§ **What is expected**
Please retype the data below in full.

Dataset entries

────────────────────────────────────────

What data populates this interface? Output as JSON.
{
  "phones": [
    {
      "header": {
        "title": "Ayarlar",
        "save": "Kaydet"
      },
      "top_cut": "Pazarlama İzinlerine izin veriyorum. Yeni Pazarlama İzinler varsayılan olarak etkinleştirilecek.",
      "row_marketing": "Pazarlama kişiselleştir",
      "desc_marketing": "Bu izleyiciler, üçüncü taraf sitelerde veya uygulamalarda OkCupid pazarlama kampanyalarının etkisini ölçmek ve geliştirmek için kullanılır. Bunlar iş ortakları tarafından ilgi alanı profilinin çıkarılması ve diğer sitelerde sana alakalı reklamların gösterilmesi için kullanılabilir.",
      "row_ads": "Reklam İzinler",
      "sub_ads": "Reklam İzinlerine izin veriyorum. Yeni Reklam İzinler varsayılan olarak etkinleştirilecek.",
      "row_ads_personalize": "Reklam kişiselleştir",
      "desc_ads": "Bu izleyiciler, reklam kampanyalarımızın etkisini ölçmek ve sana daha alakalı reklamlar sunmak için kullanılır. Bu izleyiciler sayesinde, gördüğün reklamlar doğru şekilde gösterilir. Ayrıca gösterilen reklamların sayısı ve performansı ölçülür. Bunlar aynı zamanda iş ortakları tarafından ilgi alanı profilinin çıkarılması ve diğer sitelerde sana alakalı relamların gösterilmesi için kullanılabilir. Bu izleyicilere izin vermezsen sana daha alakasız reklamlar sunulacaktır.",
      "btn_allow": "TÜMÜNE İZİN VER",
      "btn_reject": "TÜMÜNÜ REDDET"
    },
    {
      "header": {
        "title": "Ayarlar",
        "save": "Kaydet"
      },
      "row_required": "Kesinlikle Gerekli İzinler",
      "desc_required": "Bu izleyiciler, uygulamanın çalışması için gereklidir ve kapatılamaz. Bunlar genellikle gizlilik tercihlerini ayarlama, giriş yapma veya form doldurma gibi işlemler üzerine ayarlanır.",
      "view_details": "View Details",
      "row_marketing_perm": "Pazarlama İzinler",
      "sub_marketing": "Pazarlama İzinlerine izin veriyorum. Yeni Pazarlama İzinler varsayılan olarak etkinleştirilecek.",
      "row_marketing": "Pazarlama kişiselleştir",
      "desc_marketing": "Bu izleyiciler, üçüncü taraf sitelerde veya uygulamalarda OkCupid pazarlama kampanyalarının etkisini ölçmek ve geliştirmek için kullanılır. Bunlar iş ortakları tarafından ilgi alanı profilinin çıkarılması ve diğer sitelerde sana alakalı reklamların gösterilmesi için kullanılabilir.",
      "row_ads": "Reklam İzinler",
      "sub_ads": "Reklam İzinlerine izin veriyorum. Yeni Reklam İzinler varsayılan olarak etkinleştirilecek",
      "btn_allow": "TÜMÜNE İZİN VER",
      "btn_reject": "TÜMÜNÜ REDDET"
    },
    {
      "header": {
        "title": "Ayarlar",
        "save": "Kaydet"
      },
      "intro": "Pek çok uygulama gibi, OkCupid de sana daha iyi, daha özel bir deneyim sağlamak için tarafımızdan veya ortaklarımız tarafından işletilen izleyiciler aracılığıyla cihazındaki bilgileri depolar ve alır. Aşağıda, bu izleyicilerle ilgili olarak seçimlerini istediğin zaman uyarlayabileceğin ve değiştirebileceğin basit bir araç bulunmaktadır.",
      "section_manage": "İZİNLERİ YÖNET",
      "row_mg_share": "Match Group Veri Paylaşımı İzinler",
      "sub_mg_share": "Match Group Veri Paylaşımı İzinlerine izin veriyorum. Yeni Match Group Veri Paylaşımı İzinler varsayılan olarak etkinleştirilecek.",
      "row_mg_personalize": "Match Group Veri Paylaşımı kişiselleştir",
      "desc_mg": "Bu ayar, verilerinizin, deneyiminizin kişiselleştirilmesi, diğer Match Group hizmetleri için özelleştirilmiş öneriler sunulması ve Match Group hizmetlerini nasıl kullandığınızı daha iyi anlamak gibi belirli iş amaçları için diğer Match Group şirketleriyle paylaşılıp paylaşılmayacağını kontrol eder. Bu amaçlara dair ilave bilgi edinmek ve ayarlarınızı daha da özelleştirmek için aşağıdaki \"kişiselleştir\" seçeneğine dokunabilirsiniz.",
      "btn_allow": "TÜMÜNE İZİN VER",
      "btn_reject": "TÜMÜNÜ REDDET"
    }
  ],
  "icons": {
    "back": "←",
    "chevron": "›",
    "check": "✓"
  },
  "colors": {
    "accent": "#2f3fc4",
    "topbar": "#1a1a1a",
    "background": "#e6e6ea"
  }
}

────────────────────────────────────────

§ **Task answer**
What data populates this interface? Output as JSON.
{
  "phones": [
    {
      "header": {
        "title": "Ayarlar",
        "save": "Kaydet"
      },
      "top_cut": "Pazarlama İzinlerine izin veriyorum. Yeni Pazarlama İzinler varsayılan olarak etkinleştirilecek.",
      "row_marketing": "Pazarlama kişiselleştir",
      "desc_marketing": "Bu izleyiciler, üçüncü taraf sitelerde veya uygulamalarda OkCupid pazarlama kampanyalarının etkisini ölçmek ve geliştirmek için kullanılır. Bunlar iş ortakları tarafından ilgi alanı profilinin çıkarılması ve diğer sitelerde sana alakalı reklamların gösterilmesi için kullanılabilir.",
      "row_ads": "Reklam İzinler",
      "sub_ads": "Reklam İzinlerine izin veriyorum. Yeni Reklam İzinler varsayılan olarak etkinleştirilecek.",
      "row_ads_personalize": "Reklam kişiselleştir",
      "desc_ads": "Bu izleyiciler, reklam kampanyalarımızın etkisini ölçmek ve sana daha alakalı reklamlar sunmak için kullanılır. Bu izleyiciler sayesinde, gördüğün reklamlar doğru şekilde gösterilir. Ayrıca gösterilen reklamların sayısı ve performansı ölçülür. Bunlar aynı zamanda iş ortakları tarafından ilgi alanı profilinin çıkarılması ve diğer sitelerde sana alakalı relamların gösterilmesi için kullanılabilir. Bu izleyicilere izin vermezsen sana daha alakasız reklamlar sunulacaktır.",
      "btn_allow": "TÜMÜNE İZİN VER",
      "btn_reject": "TÜMÜNÜ REDDET"
    },
    {
      "header": {
        "title": "Ayarlar",
        "save": "Kaydet"
      },
      "row_required": "Kesinlikle Gerekli İzinler",
      "desc_required": "Bu izleyiciler, uygulamanın çalışması için gereklidir ve kapatılamaz. Bunlar genellikle gizlilik tercihlerini ayarlama, giriş yapma veya form doldurma gibi işlemler üzerine ayarlanır.",
      "view_details": "View Details",
      "row_marketing_perm": "Pazarlama İzinler",
      "sub_marketing": "Pazarlama İzinlerine izin veriyorum. Yeni Pazarlama İzinler varsayılan olarak etkinleştirilecek.",
      "row_marketing": "Pazarlama kişiselleştir",
      "desc_marketing": "Bu izleyiciler, üçüncü taraf sitelerde veya uygulamalarda OkCupid pazarlama kampanyalarının etkisini ölçmek ve geliştirmek için kullanılır. Bunlar iş ortakları tarafından ilgi alanı profilinin çıkarılması ve diğer sitelerde sana alakalı reklamların gösterilmesi için kullanılabilir.",
      "row_ads": "Reklam İzinler",
      "sub_ads": "Reklam İzinlerine izin veriyorum. Yeni Reklam İzinler varsayılan olarak etkinleştirilecek",
      "btn_allow": "TÜMÜNE İZİN VER",
      "btn_reject": "TÜMÜNÜ REDDET"
    },
    {
      "header": {
        "title": "Ayarlar",
        "save": "Kaydet"
      },
      "intro": "Pek çok uygulama gibi, OkCupid de sana daha iyi, daha özel bir deneyim sağlamak için tarafımızdan veya ortaklarımız tarafından işletilen izleyiciler aracılığıyla cihazındaki bilgileri depolar ve alır. Aşağıda, bu izleyicilerle ilgili olarak seçimlerini istediğin zaman uyarlayabileceğin ve değiştirebileceğin basit bir araç bulunmaktadır.",
      "section_manage": "İZİNLERİ YÖNET",
      "row_mg_share": "Match Group Veri Paylaşımı İzinler",
      "sub_mg_share": "Match Group Veri Paylaşımı İzinlerine izin veriyorum. Yeni Match Group Veri Paylaşımı İzinler varsayılan olarak etkinleştirilecek.",
      "row_mg_personalize": "Match Group Veri Paylaşımı kişiselleştir",
      "desc_mg": "Bu ayar, verilerinizin, deneyiminizin kişiselleştirilmesi, diğer Match Group hizmetleri için özelleştirilmiş öneriler sunulması ve Match Group hizmetlerini nasıl kullandığınızı daha iyi anlamak gibi belirli iş amaçları için diğer Match Group şirketleriyle paylaşılıp paylaşılmayacağını kontrol eder. Bu amaçlara dair ilave bilgi edinmek ve ayarlarınızı daha da özelleştirmek için aşağıdaki \"kişiselleştir\" seçeneğine dokunabilirsiniz.",
      "btn_allow": "TÜMÜNE İZİN VER",
      "btn_reject": "TÜMÜNÜ REDDET"
    }
  ],
  "icons": {
    "back": "←",
    "chevron": "›",
    "check": "✓"
  },
  "colors": {
    "accent": "#2f3fc4",
    "topbar": "#1a1a1a",
    "background": "#e6e6ea"
  }
}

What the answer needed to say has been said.